Assignment:
Apart from the images, every record here needs to be copied exactly.

[Website and app data records]
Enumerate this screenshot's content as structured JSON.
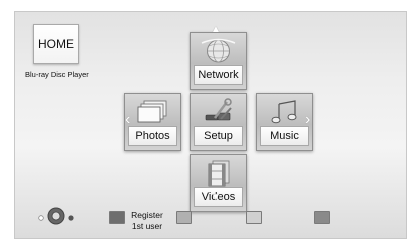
{
  "home": {
    "title": "HOME",
    "subtitle": "Blu-ray Disc Player"
  },
  "menu": {
    "network": "Network",
    "photos": "Photos",
    "setup": "Setup",
    "music": "Music",
    "videos": "Videos"
  },
  "footer": {
    "register_line1": "Register",
    "register_line2": "1st user",
    "colors": {
      "red": "#6e6e6e",
      "green": "#b0b0b0",
      "yellow": "#d0d0d0",
      "blue": "#8a8a8a"
    }
  },
  "icons": {
    "network": "globe-icon",
    "photos": "photo-stack-icon",
    "setup": "tools-icon",
    "music": "music-note-icon",
    "videos": "film-strip-icon",
    "remote": "remote-dpad-icon"
  }
}
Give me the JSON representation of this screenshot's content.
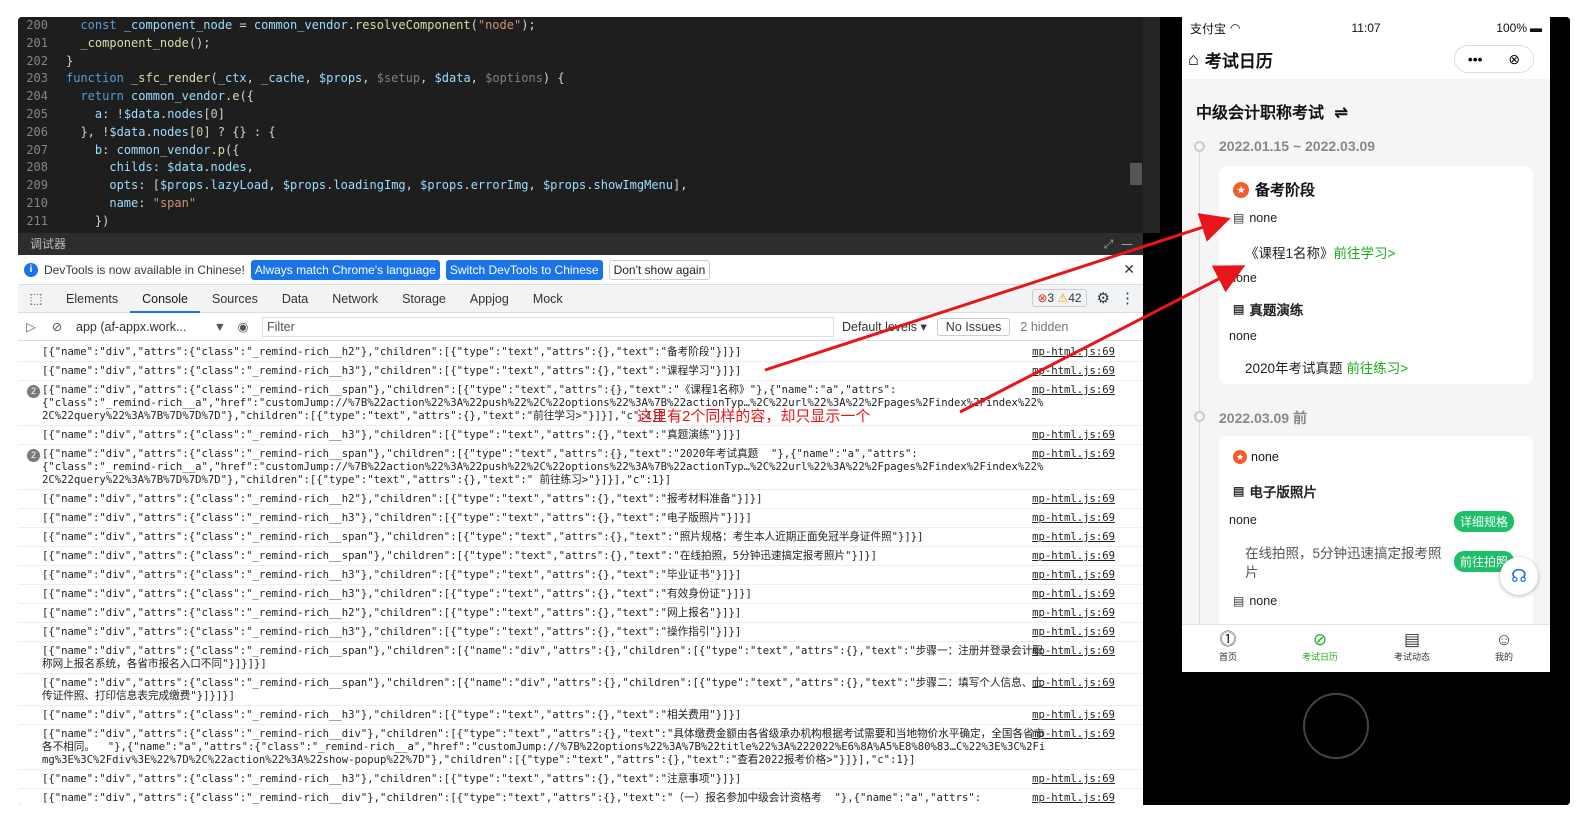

Answer for the task:
Enumerate this screenshot's content as structured JSON.
{
  "home": {
    "title": "HOME",
    "subtitle": "Blu-ray Disc Player"
  },
  "menu": {
    "network": "Network",
    "photos": "Photos",
    "setup": "Setup",
    "music": "Music",
    "videos": "Videos"
  },
  "footer": {
    "register_line1": "Register",
    "register_line2": "1st user",
    "colors": {
      "red": "#6e6e6e",
      "green": "#b0b0b0",
      "yellow": "#d0d0d0",
      "blue": "#8a8a8a"
    }
  },
  "icons": {
    "network": "globe-icon",
    "photos": "photo-stack-icon",
    "setup": "tools-icon",
    "music": "music-note-icon",
    "videos": "film-strip-icon",
    "remote": "remote-dpad-icon"
  }
}
Give me the JSON representation of this screenshot's content.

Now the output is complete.